Rush of applicants, as Quebec begins funded IVF treatment
Progress Educational Trust31 July 2010
The provincial government of Quebec is fulfilling its promise to provide IVF treatment, with the service becoming available on 5 August 2010. Prospective patients are already lining up to register for the programme, but specialists warn the government's plan is premature and ill thought-out.
Since the announcement, the McGill Reproductive Centre at the Royal Victoria Hospital in Montreal has reportedly been flooded with calls from prospective patients. However, clinics are still awaiting specific guidelines from the government, so are currently unable to put patients on waiting lists.
The government has announced it will fund three IVF attempts per couple and women will be prioritised according to their age and type of fertility problem. The Health Ministry of Quebec expects to provide 3,500 cycles of treatment this year, for a budget of $32 million. The figure is expected to rise to 7,000 by 2014, costing up to $64 million.
But medical specialists have warned Quebec's resources are currently too thin to cope with the project.
'This network is at its limits today. We live crisis after crisis in this province in terms of neonatology and this program will have the consequence of, in multiple ways, increasing the burden in this sector', said Dr Gaetan Barrette, president of the Federation of Quebec Specialists to CTV Montreal.
Doctors working in reproductive medicine say the provincial government needs to hire more specialists, otherwise people seeking treatment will risk facing backlogs and delays.
'Right now we are missing 60 to 70 gynaecologists in the province just to follow normal pregnancies. We do not have enough specialists in fertility in the province to follow all those patients', said Dr Robert Sabbah, vice-president of the Quebec Association of Obstetricians and Gynaecologists.
Medical ethicist Professor Margaret Somerville, told CTV Montreal that the Health Ministry needs to consider equity in an already strained healthcare system. 'Whenever we allocate money in healthcare, we allocate to something from and away from something else', she said.

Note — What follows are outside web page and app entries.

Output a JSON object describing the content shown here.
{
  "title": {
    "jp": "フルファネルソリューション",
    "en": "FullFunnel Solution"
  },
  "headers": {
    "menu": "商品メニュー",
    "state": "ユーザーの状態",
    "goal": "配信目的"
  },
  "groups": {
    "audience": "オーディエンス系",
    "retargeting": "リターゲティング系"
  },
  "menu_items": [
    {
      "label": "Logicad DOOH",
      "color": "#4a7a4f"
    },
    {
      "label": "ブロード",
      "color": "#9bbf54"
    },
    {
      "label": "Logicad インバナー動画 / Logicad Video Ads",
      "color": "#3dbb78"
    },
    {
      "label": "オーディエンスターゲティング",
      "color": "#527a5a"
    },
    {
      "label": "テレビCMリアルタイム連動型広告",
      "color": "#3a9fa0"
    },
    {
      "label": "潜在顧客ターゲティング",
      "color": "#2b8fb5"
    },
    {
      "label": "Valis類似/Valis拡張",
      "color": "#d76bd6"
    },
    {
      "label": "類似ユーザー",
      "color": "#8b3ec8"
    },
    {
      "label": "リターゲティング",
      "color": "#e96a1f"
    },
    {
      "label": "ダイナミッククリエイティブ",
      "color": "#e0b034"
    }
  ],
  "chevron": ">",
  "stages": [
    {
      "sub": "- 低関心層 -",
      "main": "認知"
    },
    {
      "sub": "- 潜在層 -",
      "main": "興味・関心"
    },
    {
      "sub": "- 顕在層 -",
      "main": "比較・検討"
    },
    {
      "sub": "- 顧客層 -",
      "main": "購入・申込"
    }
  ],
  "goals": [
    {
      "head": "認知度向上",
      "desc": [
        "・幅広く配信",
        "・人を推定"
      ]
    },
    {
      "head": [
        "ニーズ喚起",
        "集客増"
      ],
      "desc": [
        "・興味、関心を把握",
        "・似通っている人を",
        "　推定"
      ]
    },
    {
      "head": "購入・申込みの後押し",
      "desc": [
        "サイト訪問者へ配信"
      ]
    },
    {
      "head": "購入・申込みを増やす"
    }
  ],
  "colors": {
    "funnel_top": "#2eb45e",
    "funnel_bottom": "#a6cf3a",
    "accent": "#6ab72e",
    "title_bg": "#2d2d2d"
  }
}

Reproduced with permission from BioNews, an email and online sources of news, information and comment on assisted reproduction and genetics.